• **WHAT YOU NEED TO DO**
Return the lines below that carry the word "Google".

• **TASK INPUT**
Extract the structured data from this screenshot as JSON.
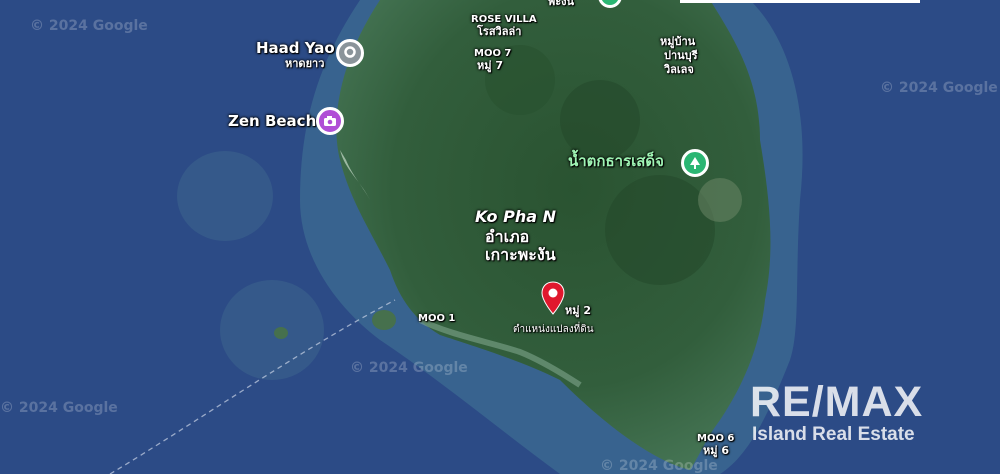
{
  "map": {
    "places": {
      "rose_villa": "ROSE VILLA",
      "rose_villa_th": "โรสวิลล่า",
      "moo7": "MOO 7",
      "moo7_th": "หมู่ 7",
      "village_th_1": "หมู่บ้าน",
      "village_th_2": "ปานบุรี",
      "village_th_3": "วิลเลจ",
      "haad_yao": "Haad Yao",
      "haad_yao_th": "หาดยาว",
      "zen_beach": "Zen Beach",
      "waterfall_th": "น้ำตกธารเสด็จ",
      "district_en": "Ko Pha N",
      "district_th_1": "อำเภอ",
      "district_th_2": "เกาะพะงัน",
      "moo2": "หมู่ 2",
      "location_th": "ตำแหน่งแปลงที่ดิน",
      "moo1": "MOO 1",
      "moo6": "MOO 6",
      "moo6_th": "หมู่ 6",
      "top_partial_th": "พะงัน"
    },
    "watermarks": {
      "w1": "© 2024 Google",
      "w2": "© 2024 Google",
      "w3": "© 2024 Google",
      "w4": "© 2024 Google",
      "w5": "© 2024 Google"
    },
    "icons": {
      "haad_yao": "location-icon",
      "zen_beach": "camera-icon",
      "waterfall": "tree-icon",
      "plot_marker": "map-pin-icon"
    },
    "colors": {
      "ocean": "#2c4b86",
      "reef": "#3a6a86",
      "land": "#2f5a38",
      "marker": "#e0182d",
      "poi_gray": "#8a949a",
      "poi_purple": "#b04ed6",
      "poi_green": "#2bb673"
    }
  },
  "brand": {
    "logo_main": "RE/MAX",
    "logo_sub": "Island Real Estate"
  }
}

• **PROBLEM SOLUTION**
      "w1": "© 2024 Google",
      "w2": "© 2024 Google",
      "w3": "© 2024 Google",
      "w4": "© 2024 Google",
      "w5": "© 2024 Google"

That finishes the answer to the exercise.